* _Work task_: Check each line of the records below and collect those holding "Premiere".

* _The data_:
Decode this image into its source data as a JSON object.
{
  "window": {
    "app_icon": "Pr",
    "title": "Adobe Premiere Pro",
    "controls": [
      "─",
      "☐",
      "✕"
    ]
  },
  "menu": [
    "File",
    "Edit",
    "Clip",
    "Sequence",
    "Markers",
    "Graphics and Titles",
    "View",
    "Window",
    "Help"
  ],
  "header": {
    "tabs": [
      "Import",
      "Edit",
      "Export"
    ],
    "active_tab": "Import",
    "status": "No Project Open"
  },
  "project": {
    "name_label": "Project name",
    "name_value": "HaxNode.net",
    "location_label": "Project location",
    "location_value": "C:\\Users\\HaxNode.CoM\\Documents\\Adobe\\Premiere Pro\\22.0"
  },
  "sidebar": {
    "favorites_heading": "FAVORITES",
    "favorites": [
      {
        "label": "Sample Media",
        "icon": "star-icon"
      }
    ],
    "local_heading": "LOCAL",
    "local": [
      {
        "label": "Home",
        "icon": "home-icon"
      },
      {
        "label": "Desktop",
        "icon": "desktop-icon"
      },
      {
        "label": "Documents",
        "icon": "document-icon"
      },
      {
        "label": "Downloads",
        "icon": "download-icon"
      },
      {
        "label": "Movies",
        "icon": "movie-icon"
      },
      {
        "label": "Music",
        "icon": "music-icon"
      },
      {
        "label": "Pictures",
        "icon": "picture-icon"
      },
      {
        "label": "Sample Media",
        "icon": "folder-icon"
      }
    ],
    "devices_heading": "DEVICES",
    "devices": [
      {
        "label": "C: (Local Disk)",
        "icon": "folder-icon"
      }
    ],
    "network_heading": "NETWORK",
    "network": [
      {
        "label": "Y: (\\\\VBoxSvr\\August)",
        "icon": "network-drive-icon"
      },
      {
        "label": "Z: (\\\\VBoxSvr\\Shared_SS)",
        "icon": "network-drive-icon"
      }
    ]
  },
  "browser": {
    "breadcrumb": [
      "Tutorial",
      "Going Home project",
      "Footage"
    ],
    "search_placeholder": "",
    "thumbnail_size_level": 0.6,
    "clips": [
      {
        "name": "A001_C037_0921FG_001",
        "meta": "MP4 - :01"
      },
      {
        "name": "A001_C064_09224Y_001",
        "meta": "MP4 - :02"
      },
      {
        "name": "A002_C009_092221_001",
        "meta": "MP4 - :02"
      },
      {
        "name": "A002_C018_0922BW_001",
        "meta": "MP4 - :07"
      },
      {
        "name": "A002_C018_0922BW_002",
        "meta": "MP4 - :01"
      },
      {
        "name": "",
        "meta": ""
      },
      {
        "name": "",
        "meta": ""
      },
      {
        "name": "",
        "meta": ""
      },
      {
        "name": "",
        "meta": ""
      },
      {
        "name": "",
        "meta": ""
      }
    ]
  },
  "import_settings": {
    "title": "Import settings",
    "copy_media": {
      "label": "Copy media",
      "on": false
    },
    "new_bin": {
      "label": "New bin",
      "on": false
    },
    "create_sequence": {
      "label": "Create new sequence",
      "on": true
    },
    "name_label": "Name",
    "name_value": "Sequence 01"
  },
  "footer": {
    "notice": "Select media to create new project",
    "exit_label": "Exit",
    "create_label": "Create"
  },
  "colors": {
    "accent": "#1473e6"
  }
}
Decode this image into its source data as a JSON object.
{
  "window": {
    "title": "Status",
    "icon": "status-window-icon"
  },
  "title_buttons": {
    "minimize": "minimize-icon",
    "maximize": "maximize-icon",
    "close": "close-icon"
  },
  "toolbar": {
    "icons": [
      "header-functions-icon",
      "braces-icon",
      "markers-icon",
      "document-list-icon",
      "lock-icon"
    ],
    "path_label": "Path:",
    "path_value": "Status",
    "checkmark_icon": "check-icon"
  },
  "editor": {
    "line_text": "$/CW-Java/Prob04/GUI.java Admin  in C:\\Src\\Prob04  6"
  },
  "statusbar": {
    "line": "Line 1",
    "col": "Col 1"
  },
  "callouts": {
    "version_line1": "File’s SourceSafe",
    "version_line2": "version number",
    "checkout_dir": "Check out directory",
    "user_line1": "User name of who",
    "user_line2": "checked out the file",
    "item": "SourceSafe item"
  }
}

* _Answer area_:
    "title": "Adobe Premiere Pro",
    "location_value": "C:\\Users\\HaxNode.CoM\\Documents\\Adobe\\Premiere Pro\\22.0"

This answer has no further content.